Spotlight on ultramarine

The word ultramarine comes from the Latin ultra, meaning beyond, and mare, meaning sea; this was how the semi-precious stone the pigment was extracted from first arrived in Europe. That stone, lapis lazuli (“the blue stone” in Latin) came via foot and donkey on the Silk Road from Afghanistan and was loaded on to ships in Syria sailing to Venice, from where it was traded throughout other parts of Europe. One of the oldest blue pigments, early evidence of ultramarine’s use can be found in Afghanistan in the cave temples of Bamiyan in 6th and 7th centuries AD.

Lapis lazuli is a mix of the minerals lazurite, silicate and pyrite, and while this mined stone was used for decoration purposes in ancient Egypt and Sumer, the blue pigment was not extracted until much later. There’s evidence of it used in Chinese paintings from the 10th and 11th centuries, in Indian mural paintings from the 11th, 12th, and 17th centuries, and Anglo-Saxon and Norman illuminated manuscripts from c1100. In the 15th century, the artist Cennino Cennini described ultramarine in his Il Libro dell’Arte as a “glorious, lovely and absolutely perfect pigment beyond all the pigments”.

But to produce genuine ultramarine pigment from lapis lazuli a complex and time-consuming process is needed. The mineral mined was ground and mixed with resin, linseed oil or wax, then heated to form a dough-like mixture. This was kneaded like bread and placed in a lye solution, allowing blue flakes to separate, sink and dry, with the final result a fine blue powder pigment. The process would then be repeated to produce a finer grade of pigment each time, meaning that a comparatively small amount of ultramarine pigment could be extracted from the stone.

Nonetheless, the intensive extraction process created a high-quality blue pigment free from the invisible impurities which lay in the rock and damaged the paint colour. The time taken, along with the distances travelled from the East, made natural ultramarine a very expensive pigment. Gram per gram, it was once considered more precious than gold.

The preciousness of the pigment dictated how it was used in painting. Artists employed it sparingly and had to account for the cost of this pigment, which was sold at the best quality and price in Venice.

From 1400, ultramarine was often used for the robes of the Virgin Mary, to illustrate her divinity.

Ultramarine remained an expensive pigment until a synthetic version was invented. In 1817, the Royal College of Art in England offered a prize to anyone who could produce do this. The French Government’s Société d’Encouragement pour l’Industrie Nationale then offered a larger reward of 6,000 francs, and in 1828 the French chemist Jean-Baptiste Guimet was successful. His pigment, French ultramarine, was made from a mix of clay, soda, charcoal, quartz and sulphur, heated to produce a green ultramarine substance which was then ground, washed and re-heated to convert it to a blue pigment. French ultramarine was chemically identical to the prohibitively expensive ultramarine pigment it took its name from.

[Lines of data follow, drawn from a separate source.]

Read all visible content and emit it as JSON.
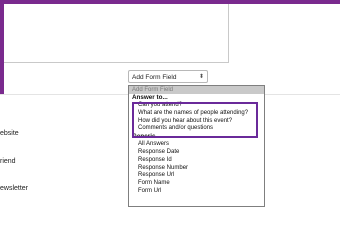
{
  "left_labels": {
    "website": "ebsite",
    "friend": "riend",
    "newsletter": "ewsletter"
  },
  "select": {
    "label": "Add Form Field",
    "chevron": "⬍"
  },
  "dropdown": {
    "selected": "Add Form Field",
    "groups": [
      {
        "label": "Answer to...",
        "options": [
          "Can you attend?",
          "What are the names of people attending?",
          "How did you hear about this event?",
          "Comments and/or questions"
        ]
      },
      {
        "label": "Generic",
        "options": [
          "All Answers",
          "Response Date",
          "Response Id",
          "Response Number",
          "Response Url",
          "Form Name",
          "Form Url"
        ]
      }
    ]
  },
  "colors": {
    "accent": "#7a2a8e",
    "highlight": "#6a2a9a"
  }
}
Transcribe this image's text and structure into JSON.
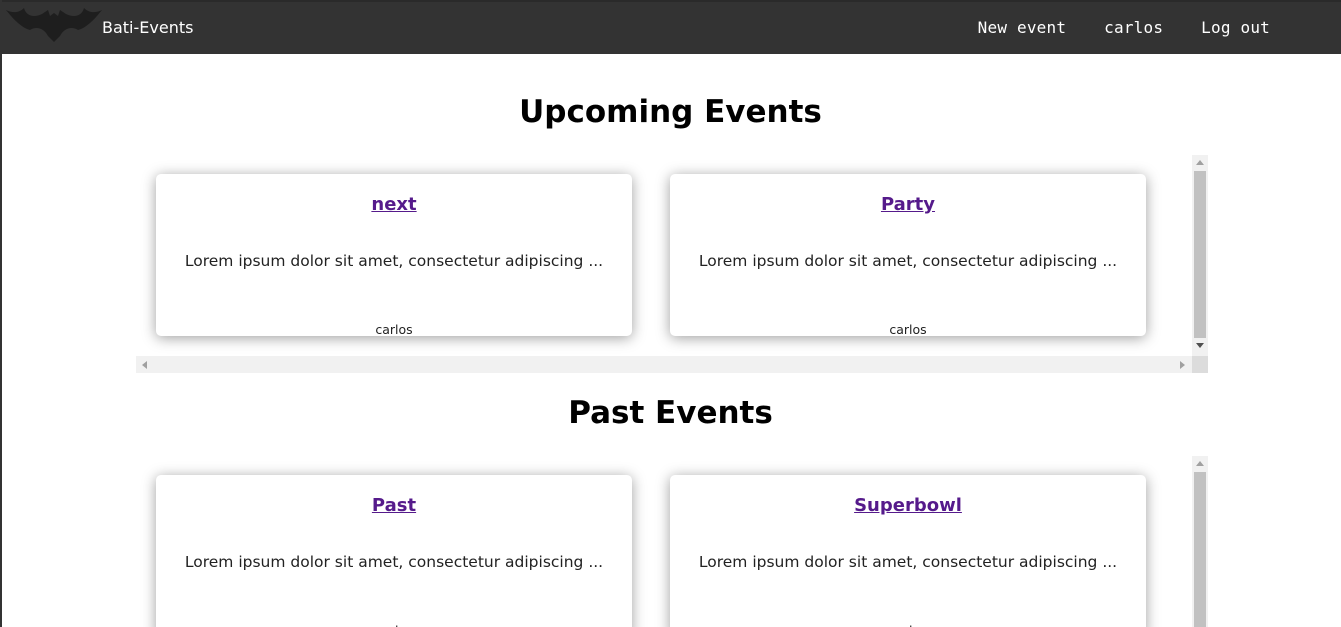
{
  "navbar": {
    "brand": "Bati-Events",
    "links": [
      "New event",
      "carlos",
      "Log out"
    ],
    "logo_icon": "bat-logo-icon"
  },
  "upcoming": {
    "title": "Upcoming Events",
    "events": [
      {
        "title": "next",
        "description": "Lorem ipsum dolor sit amet, consectetur adipiscing ...",
        "author": "carlos"
      },
      {
        "title": "Party",
        "description": "Lorem ipsum dolor sit amet, consectetur adipiscing ...",
        "author": "carlos"
      }
    ]
  },
  "past": {
    "title": "Past Events",
    "events": [
      {
        "title": "Past",
        "description": "Lorem ipsum dolor sit amet, consectetur adipiscing ...",
        "author": "carlos"
      },
      {
        "title": "Superbowl",
        "description": "Lorem ipsum dolor sit amet, consectetur adipiscing ...",
        "author": "carlos"
      }
    ]
  },
  "colors": {
    "navbar_bg": "#333333",
    "link_visited": "#551a8b"
  }
}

JMW Turner was the first accredited artist to use synthetic ultramarine, in 1834. In 1957, Yves Klein developed a version called IKB (International Klein Blue) which he registered as a trademark colour and made 200 monochrome paintings from.

Winsor & Newton produces a French Ultramarine and a cooler Ultramarine (Green Shade).